Reuters, January 6, 2008
By Sinead Carew
LAS VEGAS (Reuters) Motorola Inc unveiled a cell phone made of recycled water bottles on Tuesday, hoping to cash in on the trend for environmentally friendly products.
The company, which dropped to No. 4 in the global handset market in the most recently reported quarter due to a weak product line-up, said the W233 Renew eco-friendly phone would be sold by Deutsche Telekom's T-Mobile USA in the current quarter.
It did not disclose pricing for the phone, which will be showcased at this week's Consumer Electronics Show (CES) in Las Vegas.
Motorola said it was the world's first carbon neutral phone. As well as using recycled materials for the plastic casing, the company also pledged to offset the carbon dioxide used in manufacturing, distribution and operation of the phone through investments in renewable energy sources and reforestation.
Motorola, which has lost market share by being slow to follow trends such as touchscreens and high-speed data links, also plans to showcase three different items at CES: a relatively large touchscreen tablet phone, a rugged phone, and a rechargeable cable TV remote control with a find feature.
The Motosurf A3100 touch-control tablet supports short-range, Wi-Fi networks and high-speed cellular connections and can be operated using a stylus, a trackball or touching the screen with fingers.
The device allows for video conferencing and updating of social network sites, and is to be available in Asia and Latin America during the first quarter, Motorola said. It did not say which carriers had agreed to sell the tablet.
Motorola said its rugged Tundra VA76r phone, which includes a walkie-talkie style feature, would go on sale on January 13 at AT&T Inc, the biggest U.S. mobile provider.

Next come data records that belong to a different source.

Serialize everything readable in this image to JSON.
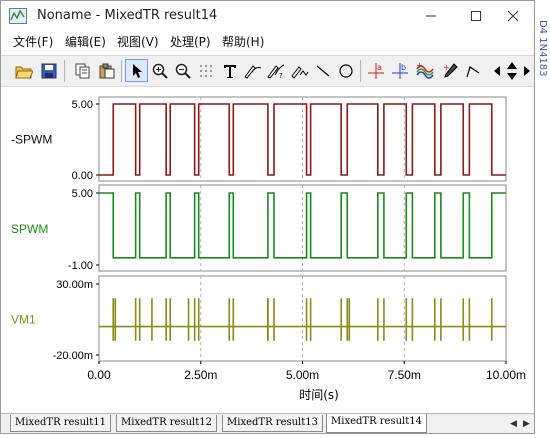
{
  "window": {
    "title": "Noname - MixedTR result14",
    "controls": [
      "minimize",
      "maximize",
      "close"
    ]
  },
  "menu": [
    {
      "label": "文件(F)"
    },
    {
      "label": "编辑(E)"
    },
    {
      "label": "视图(V)"
    },
    {
      "label": "处理(P)"
    },
    {
      "label": "帮助(H)"
    }
  ],
  "toolbar": {
    "buttons": [
      "open-folder-icon",
      "save-icon",
      "copy-icon",
      "paste-icon",
      "pointer-icon",
      "zoom-in-icon",
      "zoom-out-icon",
      "grid-select-icon",
      "text-tool-icon",
      "cursor-a-icon",
      "cursor-b-icon",
      "curve-icon",
      "line-tool-icon",
      "ellipse-tool-icon",
      "cursor-a-marker-icon",
      "cursor-b-marker-icon",
      "add-curve-icon",
      "marker-pen-icon",
      "pointer-marker-icon",
      "scroll-updown-icon"
    ]
  },
  "plots": [
    {
      "name": "-SPWM",
      "color": "#8b1a1a",
      "ytick_top": "5.00",
      "ytick_bottom": "0.00",
      "ylim": [
        0,
        5
      ]
    },
    {
      "name": "SPWM",
      "color": "#1a8a1a",
      "ytick_top": "5.00",
      "ytick_bottom": "-1.00",
      "ylim": [
        -1,
        5
      ]
    },
    {
      "name": "VM1",
      "color": "#8a8a14",
      "ytick_top": "30.00m",
      "ytick_bottom": "-20.00m",
      "ylim": [
        -0.02,
        0.03
      ]
    }
  ],
  "chart_data": {
    "type": "line",
    "xlabel": "时间(s)",
    "xticks": [
      "0.00",
      "2.50m",
      "5.00m",
      "7.50m",
      "10.00m"
    ],
    "xlim": [
      0,
      0.01
    ],
    "series": [
      {
        "name": "-SPWM",
        "edges_ms": [
          0.35,
          0.9,
          1.0,
          1.65,
          1.75,
          2.35,
          2.45,
          3.2,
          3.3,
          4.15,
          4.3,
          5.1,
          5.2,
          5.95,
          6.1,
          6.85,
          7.0,
          7.55,
          7.7,
          8.25,
          8.4,
          8.95,
          9.1,
          9.65
        ],
        "low": 0.0,
        "high": 5.0,
        "initial": "low"
      },
      {
        "name": "SPWM",
        "edges_ms": [
          0.35,
          0.9,
          1.0,
          1.65,
          1.75,
          2.35,
          2.45,
          3.2,
          3.3,
          4.15,
          4.3,
          5.1,
          5.2,
          5.95,
          6.1,
          6.85,
          7.0,
          7.55,
          7.7,
          8.25,
          8.4,
          8.95,
          9.1,
          9.65
        ],
        "low": -0.4,
        "high": 5.0,
        "initial": "high"
      },
      {
        "name": "VM1",
        "baseline": 0.0,
        "spikes_ms": [
          0.35,
          0.4,
          0.9,
          1.0,
          1.3,
          1.65,
          1.75,
          2.2,
          2.35,
          2.45,
          3.2,
          3.3,
          4.15,
          4.3,
          4.15,
          5.1,
          5.2,
          5.95,
          6.1,
          6.15,
          6.85,
          7.0,
          7.55,
          7.7,
          8.25,
          8.4,
          8.95,
          9.1,
          9.65
        ],
        "spike_high": 0.02,
        "spike_low": -0.01
      }
    ]
  },
  "tabs": [
    {
      "label": "MixedTR result11",
      "active": false
    },
    {
      "label": "MixedTR result12",
      "active": false
    },
    {
      "label": "MixedTR result13",
      "active": false
    },
    {
      "label": "MixedTR result14",
      "active": true
    }
  ],
  "side": {
    "text": "D4 1N4183"
  }
}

The company's home electronics division will also introduce a rechargeable television set-top-box remote control. The remote is wirelessly linked to a base station, on which a user can press a switch to trigger an audio-tone and a flashing light that would help locate the device if it goes missing.
(Reporting by Sinead Carew)